June 4, 2012 4:05 pm
“The National Labor Relations Board has ordered the Sands Casino Resort Bethlehem to begin bargaining with its 130 security guards as a labor union. Pending an appeal to a federal court, Local 777 would become the first union in Las Vegas Sands’ $35-billion gaming empire.The NLRB ruling, dated Wednesday, says Sands engaged in unfair labor practices by refusing to bargain with the guards, and ordered casino officials to recognize that the guards are a union. “
As stated, the NLRB opinion confirms the bargaining power of Local 777, a union of security personnel at the Sands Casino Resort in Bethlehem, PA. Assad reports: “The guards in Bethlehem first asked to seek certification in May 2011 and voted in July to unionize. They called themselves Local 777, the so-called lucky numbers Sands uses in its address and phone number.”

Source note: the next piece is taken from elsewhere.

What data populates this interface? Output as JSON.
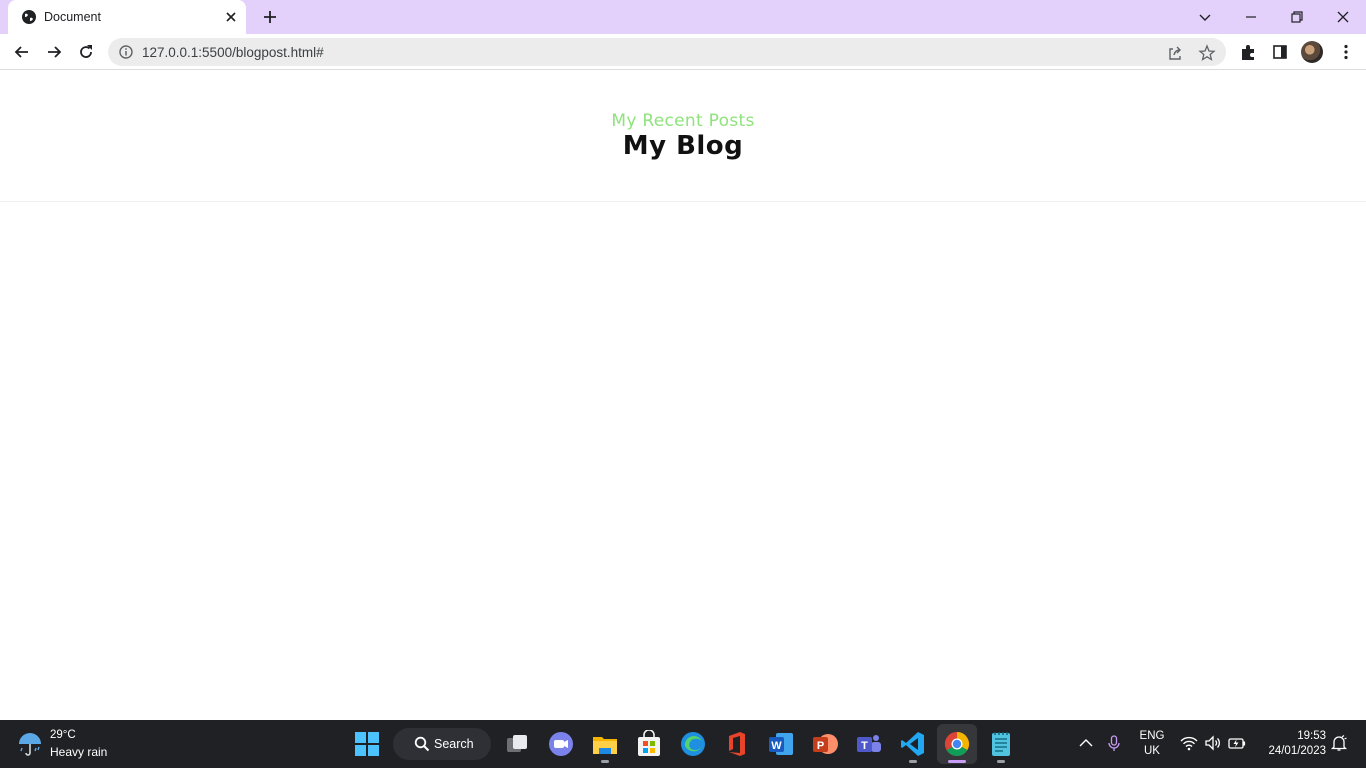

Adelson, worth a reported 24.9 billion, sits at the head of a global gambling empire. Shares of Adelson’s company, the Las Vegas Sands Corporation, have jumped 3700% since their recession lows, and his personal fortune is up 21.5 billion, due in part to its hugely profitable casinos in Macau and Singapore (pictured above). Adelson has built his fortune on the backs of unorganized labor, and his anti-union stance was integral to his support of former Republican Presidential Candidate Newt Gingrich.
Adelson backed a Gingrich super PAC to the tune of 20 million dollars during that candidate’s unsuccessful run. From the New York Times profile on Adelson: “..the two men shared a conservative philosophy on matters important to Mr. Adelson’s businesses, including limiting the ability of labor unions to deduct money from members’ paychecks for political activities.” Adelson recently donated $250,000 to embattled Wisconsin Governor Scott Walker and has been meeting with presumed Republican Candidate Mitt Romney in recent day, and his dabbling in electoral politics is undoubtedly meant to curtail the inconvenience of bargaining with his workers.
Sands’ counsel will appeal the NLRB’s decision to federal appeals court in Washington D.C. Let’s hope the smart money is on 777.